→ TASK DIRECTIONS
Return all of the lines below exactly as they are.

=== DATA TO EXAMINE ===

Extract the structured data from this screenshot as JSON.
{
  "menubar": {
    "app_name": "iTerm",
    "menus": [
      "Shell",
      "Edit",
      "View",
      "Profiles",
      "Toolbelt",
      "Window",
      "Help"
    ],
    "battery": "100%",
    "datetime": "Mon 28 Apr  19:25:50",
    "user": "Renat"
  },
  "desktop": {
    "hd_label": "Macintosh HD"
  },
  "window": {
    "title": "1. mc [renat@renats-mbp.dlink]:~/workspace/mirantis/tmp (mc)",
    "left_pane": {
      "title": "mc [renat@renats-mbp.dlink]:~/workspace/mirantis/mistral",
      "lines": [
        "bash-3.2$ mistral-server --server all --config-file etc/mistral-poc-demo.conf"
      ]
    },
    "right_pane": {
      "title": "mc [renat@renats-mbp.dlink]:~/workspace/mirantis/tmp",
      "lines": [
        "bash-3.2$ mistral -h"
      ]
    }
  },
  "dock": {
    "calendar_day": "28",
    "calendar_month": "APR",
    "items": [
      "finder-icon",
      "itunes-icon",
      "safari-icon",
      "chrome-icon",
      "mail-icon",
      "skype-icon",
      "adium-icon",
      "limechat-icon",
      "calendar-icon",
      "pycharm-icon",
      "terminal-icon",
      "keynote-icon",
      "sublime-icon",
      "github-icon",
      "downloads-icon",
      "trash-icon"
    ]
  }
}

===

→ THE COMPLETED TASK
Extract the structured data from this screenshot as JSON.
{
  "menubar": {
    "app_name": "iTerm",
    "menus": [
      "Shell",
      "Edit",
      "View",
      "Profiles",
      "Toolbelt",
      "Window",
      "Help"
    ],
    "battery": "100%",
    "datetime": "Mon 28 Apr  19:25:50",
    "user": "Renat"
  },
  "desktop": {
    "hd_label": "Macintosh HD"
  },
  "window": {
    "title": "1. mc [renat@renats-mbp.dlink]:~/workspace/mirantis/tmp (mc)",
    "left_pane": {
      "title": "mc [renat@renats-mbp.dlink]:~/workspace/mirantis/mistral",
      "lines": [
        "bash-3.2$ mistral-server --server all --config-file etc/mistral-poc-demo.conf"
      ]
    },
    "right_pane": {
      "title": "mc [renat@renats-mbp.dlink]:~/workspace/mirantis/tmp",
      "lines": [
        "bash-3.2$ mistral -h"
      ]
    }
  },
  "dock": {
    "calendar_day": "28",
    "calendar_month": "APR",
    "items": [
      "finder-icon",
      "itunes-icon",
      "safari-icon",
      "chrome-icon",
      "mail-icon",
      "skype-icon",
      "adium-icon",
      "limechat-icon",
      "calendar-icon",
      "pycharm-icon",
      "terminal-icon",
      "keynote-icon",
      "sublime-icon",
      "github-icon",
      "downloads-icon",
      "trash-icon"
    ]
  }
}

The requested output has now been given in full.